FIRESIDE CHAT - Establishing a systematic trading approach in 2019.
• There’s a focus on lowering trade costs, integrating process with the portfolio managers, and creating more operational efficiency to the benefit of the end investor. At JP Morgan Asset Management, good quality data is key for evidencing the value of undertaking new technology projects.
• JP Morgan as an organisation now spends in excess of $10 billion annually on technology. It’s no longer considered to be a back-office function but a major part of the wider business. The technology team is closely intertwined with the trading desk and understand what would benefit the traders. It is a challenge to find talent to expand the technology team, but building and innovating new platforms in partnership with the traders is a key focus for JP Morgan Asset Management.
• Transaction cost analysis (TCA) has moved from being ‘nice to have’ to a ‘need to have’ product for the buy-side. TCA has historically been used to benchmark traders and as well as brokers, which hasn’t changed and is unlikely to change in the near future. MiFID II helped to create more competition in the space with more focus on broker evaluation and trade performance.
• Mining data for TCA is maturing, meaning it can provide more granular insights on various venues such as periodic auction pools, systematic internalisers, and block trades. But the next phase moving forward is making it useful for traders.
OMS and EMS
• The notion of an OEMS has been debated in the industry for years, with attempts to merge various systems into a single platform. The constant need to switch between systems and a lack of interoperability between OMS and EMS is driving consolidation among providers, but providers note that both systems are different and provide different functionality.
• The need for an EMS is specific to each asset manager, it’s not a one size fits all type of process. Value add such as transaction cost analysis when seeking to implement an EMS is a key focus for the buy-side, but it comes down to selecting the product that will fill the biggest gaps in each firms processes.
• When deciding whether to outsource, the decision to move forward with a partnership is only valid at that point in time due to the dynamics of the industry and the continuously evolving nature of the landscape. There is a reputation risk when outsourcing as firms put certain functions and processes beyond their control. On the other hand, outsourcing with an independent third-party provider can also provide strategic vetting for processes such as TCA or benchmarks.

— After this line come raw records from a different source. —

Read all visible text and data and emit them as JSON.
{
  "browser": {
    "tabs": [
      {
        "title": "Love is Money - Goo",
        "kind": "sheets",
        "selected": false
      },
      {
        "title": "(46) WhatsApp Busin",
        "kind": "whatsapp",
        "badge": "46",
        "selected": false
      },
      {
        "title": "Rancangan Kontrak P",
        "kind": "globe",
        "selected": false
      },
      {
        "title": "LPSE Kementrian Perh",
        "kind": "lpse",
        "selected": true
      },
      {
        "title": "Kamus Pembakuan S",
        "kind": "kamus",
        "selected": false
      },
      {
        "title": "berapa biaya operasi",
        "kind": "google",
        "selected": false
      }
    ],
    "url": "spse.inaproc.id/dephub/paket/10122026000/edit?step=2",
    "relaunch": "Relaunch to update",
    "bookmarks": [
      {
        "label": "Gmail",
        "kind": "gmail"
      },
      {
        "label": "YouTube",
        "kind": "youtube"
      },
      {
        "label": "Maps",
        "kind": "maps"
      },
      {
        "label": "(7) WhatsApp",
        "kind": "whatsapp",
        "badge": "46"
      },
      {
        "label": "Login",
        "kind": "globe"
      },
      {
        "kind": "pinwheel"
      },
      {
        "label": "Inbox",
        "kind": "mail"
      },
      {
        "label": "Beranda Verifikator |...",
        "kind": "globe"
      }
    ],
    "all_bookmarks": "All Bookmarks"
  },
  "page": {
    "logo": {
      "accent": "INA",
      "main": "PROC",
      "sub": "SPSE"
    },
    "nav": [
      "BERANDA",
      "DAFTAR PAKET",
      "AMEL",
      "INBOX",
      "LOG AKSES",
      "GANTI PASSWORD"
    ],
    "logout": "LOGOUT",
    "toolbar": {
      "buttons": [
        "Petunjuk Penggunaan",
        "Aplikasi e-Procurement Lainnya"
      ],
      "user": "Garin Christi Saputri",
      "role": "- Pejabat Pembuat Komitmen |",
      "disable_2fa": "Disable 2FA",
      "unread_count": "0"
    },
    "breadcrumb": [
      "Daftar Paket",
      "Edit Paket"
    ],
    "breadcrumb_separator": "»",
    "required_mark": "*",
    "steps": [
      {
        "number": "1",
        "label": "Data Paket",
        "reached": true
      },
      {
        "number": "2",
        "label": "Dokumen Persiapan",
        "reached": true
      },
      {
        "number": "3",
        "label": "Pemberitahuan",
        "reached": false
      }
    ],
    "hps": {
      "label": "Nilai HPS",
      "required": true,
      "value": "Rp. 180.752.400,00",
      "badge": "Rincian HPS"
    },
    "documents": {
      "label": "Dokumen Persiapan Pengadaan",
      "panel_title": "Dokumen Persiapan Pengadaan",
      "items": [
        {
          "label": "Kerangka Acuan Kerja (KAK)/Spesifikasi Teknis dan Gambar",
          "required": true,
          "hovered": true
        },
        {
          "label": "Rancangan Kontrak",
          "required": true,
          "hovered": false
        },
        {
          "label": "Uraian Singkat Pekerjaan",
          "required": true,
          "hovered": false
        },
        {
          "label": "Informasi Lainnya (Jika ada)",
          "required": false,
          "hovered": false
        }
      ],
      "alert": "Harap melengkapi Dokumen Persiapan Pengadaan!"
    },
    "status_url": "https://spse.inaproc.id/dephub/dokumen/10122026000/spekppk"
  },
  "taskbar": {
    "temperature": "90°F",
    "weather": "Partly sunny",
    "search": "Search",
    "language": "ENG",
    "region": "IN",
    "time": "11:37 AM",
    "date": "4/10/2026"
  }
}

• In terms of regulatory compliance, regulators tend not to get upset if a mistake has been made but more so if you are not applying the appropriate level of rigour and time to ensuring regulatory compliance. There are lots of outsourced providers who are entirely focused on fulfilling regulatory requirements to the point that they are considered to be best in practice. On the other hand, working with an outsourced provider that does not focus on regulatory compliance is a big risk.
• Dealing with the legacy aspect is a challenge when processes have been done a certain way for a long time. Implementing new technologies requires a political shift within the business in order to get that type of project on track. It is easier for firms starting with a blank slate, but for institutions with an existing process or system it can be difficult.

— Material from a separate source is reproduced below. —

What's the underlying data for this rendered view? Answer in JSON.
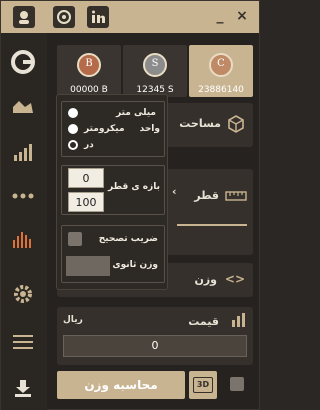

OXFORD STYLE DEBATE: Outsourcing your execution services is the most time and cost effective way to ensure best execution and compliance in today’s trading landscape- For and Against
• Some asset managers have turned to outsourcing for cost and risk reduction following new regulations, access to markets, leverage of technology and platforms. But outsourcing decisions depend largely on size and situation.
• One speaker described outsourcing as an ‘emotional topic’, saying if you remove the emotion you can look at how you can measure the value chain. People comfortable with outsourcing, back, middle office, custody.
• Relationship and communication between fund managers, internal teams and outsourcing provider crucial.
• Invesco trading head says for the sort of business they are, outsourcing equities trading not something that is on their radar. “I don’t think anybody can do it better than we could,” said David Miller, head trader, EMEA equities, Invesco.